Sunn O)))’s gigs are not like ordinary metal gigs. The audience is not homogenous. Some people may come for the novel visual experience of watching robed figures performing in a cloud of smoke; others may want the sheer physical pleasure of being hit by waves of high-volume sound; and yet others may just shut their eyes and let the painstakingly slow music take over their minds.
Early in their career, O’Malley and Anderson figured that their music was probably too avant-garde for the big metal labels to release. So they created their own, Southern Lord, to release not just their albums but also to carefully curate bands that they like: mainly slow-paced doom metal, stoner rock and similar subgenres. The label started modestly but has grown; Sunn O)))’s own career has also taken off. In 2005, their full-length, Black One, became a breakout album, with its shorter songs making it more accessible to first-time listeners. This year, the band will release its eighth studio album, Life Metal. It is produced by Steve Albini, a renowned name in the music industry who famously also produced Nirvana’s In Utero. A sneak preview or trailer of Life Metal is available online, a nearly 5-minute track, deep and heavy but satisfyingly soothing.
Sunn O)))’s experiments with heavy metal extend to collaborations, and not always with bands that are musically similar. The most notable of these is Altar, their album with the Japanese experimental rockers Boris. It’s a fusion of Sunn O)))’s power drone with Boris’ brand of metal: low-tuned guitars but also drums and doses of punk, psychedelia and rock influences. Boris’ drums and guitars seem unlikely partners for Sunn O)))’s percussion-less glacier-slow clouds of feedback and distortion but the combination works quite well, and Altar could be a good entry point to explore the oeuvre of both bands.
Some may find Sunn O)))’s carefully constructed image with the robes and the fog machines a bit contrived.

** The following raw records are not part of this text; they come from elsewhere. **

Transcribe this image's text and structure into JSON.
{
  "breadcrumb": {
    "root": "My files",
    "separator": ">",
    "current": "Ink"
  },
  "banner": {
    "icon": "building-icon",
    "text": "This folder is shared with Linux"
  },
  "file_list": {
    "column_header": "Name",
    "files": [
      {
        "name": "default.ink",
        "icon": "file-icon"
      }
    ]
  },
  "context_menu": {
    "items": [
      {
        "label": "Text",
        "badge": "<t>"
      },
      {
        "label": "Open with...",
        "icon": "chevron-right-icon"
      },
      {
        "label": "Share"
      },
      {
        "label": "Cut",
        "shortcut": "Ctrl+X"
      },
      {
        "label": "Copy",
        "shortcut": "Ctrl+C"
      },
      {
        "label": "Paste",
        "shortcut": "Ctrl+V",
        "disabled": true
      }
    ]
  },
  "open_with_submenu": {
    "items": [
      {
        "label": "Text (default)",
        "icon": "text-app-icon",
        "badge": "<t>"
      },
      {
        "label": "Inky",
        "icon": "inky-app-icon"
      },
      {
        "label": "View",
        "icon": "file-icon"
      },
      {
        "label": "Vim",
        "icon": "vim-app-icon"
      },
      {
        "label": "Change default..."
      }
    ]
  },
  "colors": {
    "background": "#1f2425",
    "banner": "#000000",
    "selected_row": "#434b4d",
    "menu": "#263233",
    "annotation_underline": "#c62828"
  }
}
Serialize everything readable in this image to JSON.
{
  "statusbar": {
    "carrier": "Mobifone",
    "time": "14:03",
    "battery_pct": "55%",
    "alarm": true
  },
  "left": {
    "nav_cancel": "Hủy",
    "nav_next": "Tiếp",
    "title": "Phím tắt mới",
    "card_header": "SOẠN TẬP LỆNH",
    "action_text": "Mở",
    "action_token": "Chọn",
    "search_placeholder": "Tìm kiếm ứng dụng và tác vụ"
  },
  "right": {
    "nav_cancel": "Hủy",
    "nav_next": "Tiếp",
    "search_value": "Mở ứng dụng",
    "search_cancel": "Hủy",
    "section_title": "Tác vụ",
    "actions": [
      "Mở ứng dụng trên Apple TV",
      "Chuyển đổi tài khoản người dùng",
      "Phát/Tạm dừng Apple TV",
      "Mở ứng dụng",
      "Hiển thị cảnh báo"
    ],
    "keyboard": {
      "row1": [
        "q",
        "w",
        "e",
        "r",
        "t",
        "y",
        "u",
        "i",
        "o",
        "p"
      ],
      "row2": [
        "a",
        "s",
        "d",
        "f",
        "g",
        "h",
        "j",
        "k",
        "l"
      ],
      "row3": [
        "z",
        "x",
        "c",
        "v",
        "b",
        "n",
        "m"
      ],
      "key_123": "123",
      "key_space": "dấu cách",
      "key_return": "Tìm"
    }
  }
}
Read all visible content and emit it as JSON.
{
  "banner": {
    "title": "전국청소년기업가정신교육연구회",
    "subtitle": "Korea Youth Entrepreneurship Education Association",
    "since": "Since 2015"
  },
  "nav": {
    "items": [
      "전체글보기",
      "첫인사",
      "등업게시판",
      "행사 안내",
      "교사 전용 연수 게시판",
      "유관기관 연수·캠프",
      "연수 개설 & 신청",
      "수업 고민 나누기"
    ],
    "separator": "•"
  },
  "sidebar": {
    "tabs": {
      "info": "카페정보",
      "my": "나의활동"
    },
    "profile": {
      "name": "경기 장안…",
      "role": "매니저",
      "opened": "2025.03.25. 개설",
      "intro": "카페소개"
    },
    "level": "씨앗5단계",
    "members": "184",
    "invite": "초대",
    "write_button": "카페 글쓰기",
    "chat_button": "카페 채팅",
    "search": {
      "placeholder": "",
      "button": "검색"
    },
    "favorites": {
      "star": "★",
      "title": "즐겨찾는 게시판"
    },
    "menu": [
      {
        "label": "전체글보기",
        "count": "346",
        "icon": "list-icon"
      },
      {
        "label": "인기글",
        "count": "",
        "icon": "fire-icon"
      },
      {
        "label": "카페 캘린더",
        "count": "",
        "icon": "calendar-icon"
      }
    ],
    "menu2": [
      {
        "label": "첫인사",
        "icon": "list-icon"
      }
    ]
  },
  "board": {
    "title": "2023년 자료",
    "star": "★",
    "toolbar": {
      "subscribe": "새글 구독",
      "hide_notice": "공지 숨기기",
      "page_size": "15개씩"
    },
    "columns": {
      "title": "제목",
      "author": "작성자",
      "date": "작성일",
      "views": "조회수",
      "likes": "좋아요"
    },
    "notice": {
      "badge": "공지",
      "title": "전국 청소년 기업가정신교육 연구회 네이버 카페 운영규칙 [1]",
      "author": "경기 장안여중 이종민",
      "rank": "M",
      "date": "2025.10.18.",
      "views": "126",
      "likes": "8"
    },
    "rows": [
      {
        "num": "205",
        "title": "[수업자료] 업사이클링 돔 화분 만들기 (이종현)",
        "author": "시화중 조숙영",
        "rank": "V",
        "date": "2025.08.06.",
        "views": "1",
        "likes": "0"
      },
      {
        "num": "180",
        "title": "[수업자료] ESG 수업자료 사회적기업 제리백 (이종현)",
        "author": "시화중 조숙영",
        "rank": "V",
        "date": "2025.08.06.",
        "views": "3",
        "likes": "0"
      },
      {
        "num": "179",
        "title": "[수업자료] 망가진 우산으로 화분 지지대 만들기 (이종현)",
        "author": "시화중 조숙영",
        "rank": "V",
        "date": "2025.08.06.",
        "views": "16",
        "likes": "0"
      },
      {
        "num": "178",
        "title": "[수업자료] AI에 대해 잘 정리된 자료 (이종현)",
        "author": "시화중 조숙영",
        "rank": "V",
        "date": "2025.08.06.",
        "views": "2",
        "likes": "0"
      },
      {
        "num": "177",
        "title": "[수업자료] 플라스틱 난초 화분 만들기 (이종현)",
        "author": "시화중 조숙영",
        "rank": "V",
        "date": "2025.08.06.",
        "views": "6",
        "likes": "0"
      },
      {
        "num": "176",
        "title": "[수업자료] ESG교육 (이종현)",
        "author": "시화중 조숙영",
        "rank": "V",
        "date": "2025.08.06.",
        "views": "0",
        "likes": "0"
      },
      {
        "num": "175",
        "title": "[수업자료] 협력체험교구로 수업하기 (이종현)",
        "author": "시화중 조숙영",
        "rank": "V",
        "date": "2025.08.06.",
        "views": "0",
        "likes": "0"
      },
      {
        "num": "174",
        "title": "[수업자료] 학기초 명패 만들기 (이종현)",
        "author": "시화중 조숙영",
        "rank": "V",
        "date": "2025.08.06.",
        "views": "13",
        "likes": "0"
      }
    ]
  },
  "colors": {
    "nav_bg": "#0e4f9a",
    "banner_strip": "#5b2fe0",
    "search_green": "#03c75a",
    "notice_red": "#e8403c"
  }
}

On Black One, one of the songs has vocals by a guest singer that were recorded while he was shut inside a coffin—apparently, the claustrophobia he felt added to the tone of his singing. But because the primordial music they make is singular and the appeal it has extends even to those not usually fond of heavy metal, they are a band worth checking out. Power ambience may just be the thing for you.
First Beat is a column on what’s new and groovy in the world of music.
THE LOUNGE LIST
Five tracks by Sunn O))) to bookend this week
1. ‘Black Wedding’ from the ‘Grimmrobe Demos’
2. ‘Kannon 2’ from ‘Kannon’
3. ‘The Sinking Belle (Blue Sheep)’ from ‘Altar’ (in collaboration with Boris)
4. ‘Báthory Erzsébet’ from ‘Black One’
5. ‘Alice’ from ‘Monoliths And Dimensions’